(TASK GOAL): Go through the entries and say how many lines contain the string "Odian". The number is the whole answer.

(INPUT):
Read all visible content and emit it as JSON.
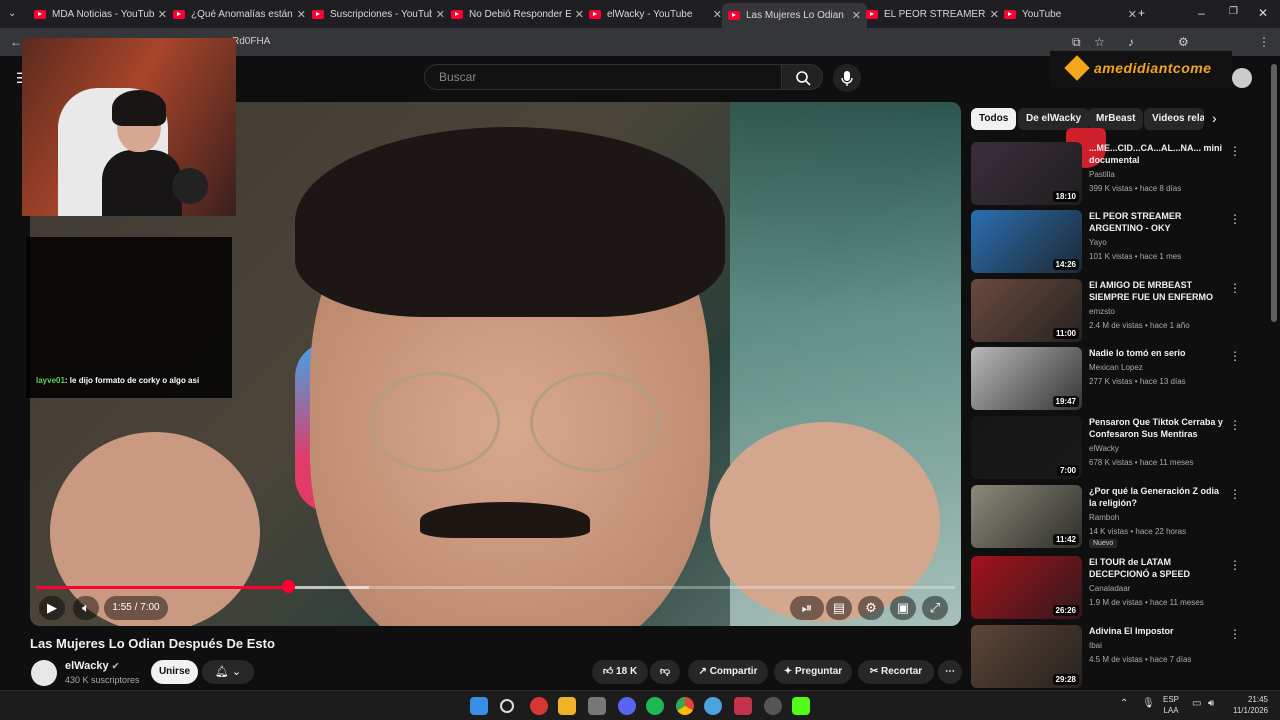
{
  "browser": {
    "tabs": [
      {
        "title": "MDA Noticias - YouTube",
        "active": false
      },
      {
        "title": "¿Qué Anomalías están pr",
        "active": false
      },
      {
        "title": "Suscripciones - YouTube",
        "active": false
      },
      {
        "title": "No Debió Responder Esto",
        "active": false
      },
      {
        "title": "elWacky - YouTube",
        "active": false
      },
      {
        "title": "Las Mujeres Lo Odian",
        "active": true
      },
      {
        "title": "EL PEOR STREAMER ARG",
        "active": false
      },
      {
        "title": "YouTube",
        "active": false
      }
    ],
    "url_fragment": "Rd0FHA"
  },
  "header": {
    "search_placeholder": "Buscar",
    "banner_text": "amedidiantcome"
  },
  "player": {
    "time": "1:55 / 7:00",
    "progress": 0.274,
    "buffered": 0.362
  },
  "overlay": {
    "chat_user": "layve01",
    "chat_message": ": le dijo formato de corky o algo asi"
  },
  "video": {
    "title": "Las Mujeres Lo Odian Después De Esto",
    "channel": "elWacky",
    "subscribers": "430 K suscriptores",
    "join_label": "Unirse",
    "likes": "18 K",
    "share_label": "Compartir",
    "ask_label": "Preguntar",
    "clip_label": "Recortar"
  },
  "chips": [
    "Todos",
    "De elWacky",
    "MrBeast",
    "Videos relac"
  ],
  "recommendations": [
    {
      "title": "...ME...CID...CA...AL...NA... mini documental",
      "channel": "Pastilla",
      "meta": "399 K vistas • hace 8 días",
      "duration": "18:10",
      "color": "#3a2f3a",
      "badge": ""
    },
    {
      "title": "EL PEOR STREAMER ARGENTINO - OKY",
      "channel": "Yayo",
      "meta": "101 K vistas • hace 1 mes",
      "duration": "14:26",
      "color": "#2b6fb0",
      "badge": ""
    },
    {
      "title": "El AMIGO DE MRBEAST SIEMPRE FUE UN ENFERMO D...",
      "channel": "emzsto",
      "meta": "2.4 M de vistas • hace 1 año",
      "duration": "11:00",
      "color": "#6a4a3e",
      "badge": ""
    },
    {
      "title": "Nadie lo tomó en serio",
      "channel": "Mexican Lopez",
      "meta": "277 K vistas • hace 13 días",
      "duration": "19:47",
      "color": "#b9b9b9",
      "badge": ""
    },
    {
      "title": "Pensaron Que Tiktok Cerraba y Confesaron Sus Mentiras",
      "channel": "elWacky",
      "meta": "678 K vistas • hace 11 meses",
      "duration": "7:00",
      "color": "#161616",
      "badge": ""
    },
    {
      "title": "¿Por qué la Generación Z odia la religión?",
      "channel": "Ramboh",
      "meta": "14 K vistas • hace 22 horas",
      "duration": "11:42",
      "color": "#8c8a7a",
      "badge": "Nuevo"
    },
    {
      "title": "El TOUR de LATAM DECEPCIONÓ a SPEED",
      "channel": "Canaladaar",
      "meta": "1.9 M de vistas • hace 11 meses",
      "duration": "26:26",
      "color": "#a5121d",
      "badge": ""
    },
    {
      "title": "Adivina El Impostor",
      "channel": "Ibai",
      "meta": "4.5 M de vistas • hace 7 días",
      "duration": "29:28",
      "color": "#5e4536",
      "badge": ""
    }
  ],
  "taskbar": {
    "lang": "ESP",
    "lang2": "LAA",
    "time": "21:45",
    "date": "11/1/2026"
  },
  "colors": {
    "accent": "#ff0033",
    "bg": "#0f0f0f"
  }
}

(ANSWER BELOW): 2